A Mexico City law is giving transgender people a chance to change their names and gender in public records, as Obama administration condemns 'conversion' therapies. Julie Noce reports.

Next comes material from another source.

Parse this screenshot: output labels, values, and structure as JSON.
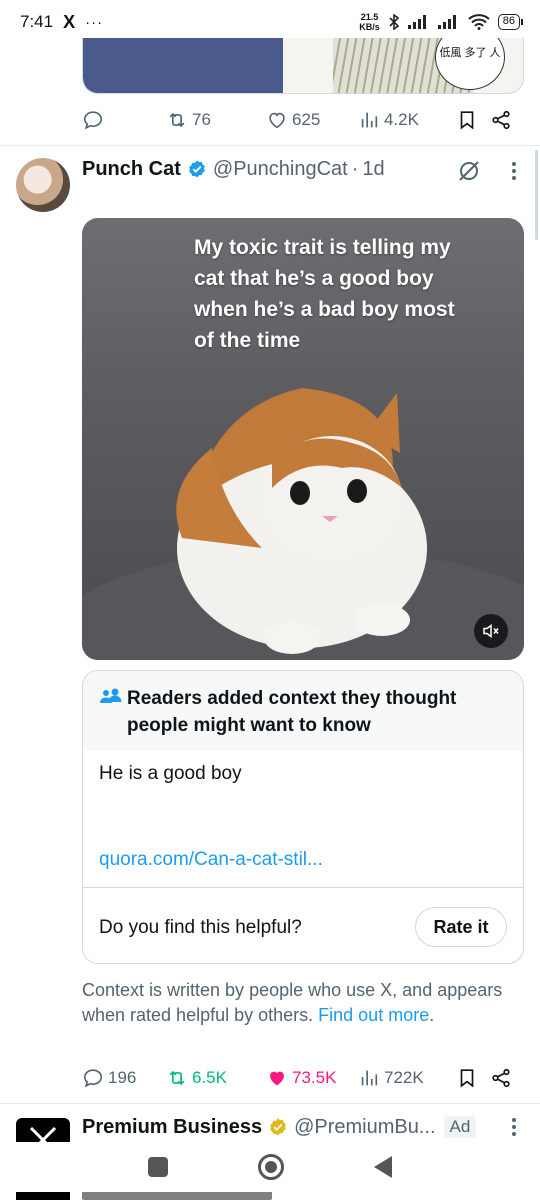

Groups of transgender people in Mexico City flocked to the Civil Registry offices to do something they've wanted to do for a long time... legally change their names and genders. In a landmark law passed last November, the city is now allowing transgender people to change their gender and names on public records without a court order. (SOUNDBITE) (Spanish) TRANSGENDER WOMAN, ARIEL AGUILAR, SAYING: "My appearance is nearly like that of a woman so I go unnoticed. I can lead a normal life like a woman. The only detail were my legal papers. I can't imagine giving my original name, at banks for example and then they stare at you asking: 'Your papers?' and I say: 'Well, there they are.' But with this change, everything is easier and it gives you more security." Mexico's laws went into affect the same day the White House released a statement condemning the use of psychiatric therapies to change the sexual orientation of gay, lesbian and transgender youth. A petition calling for Obama to make the so-called conversion therapies illegal gathered 120,000 signatures.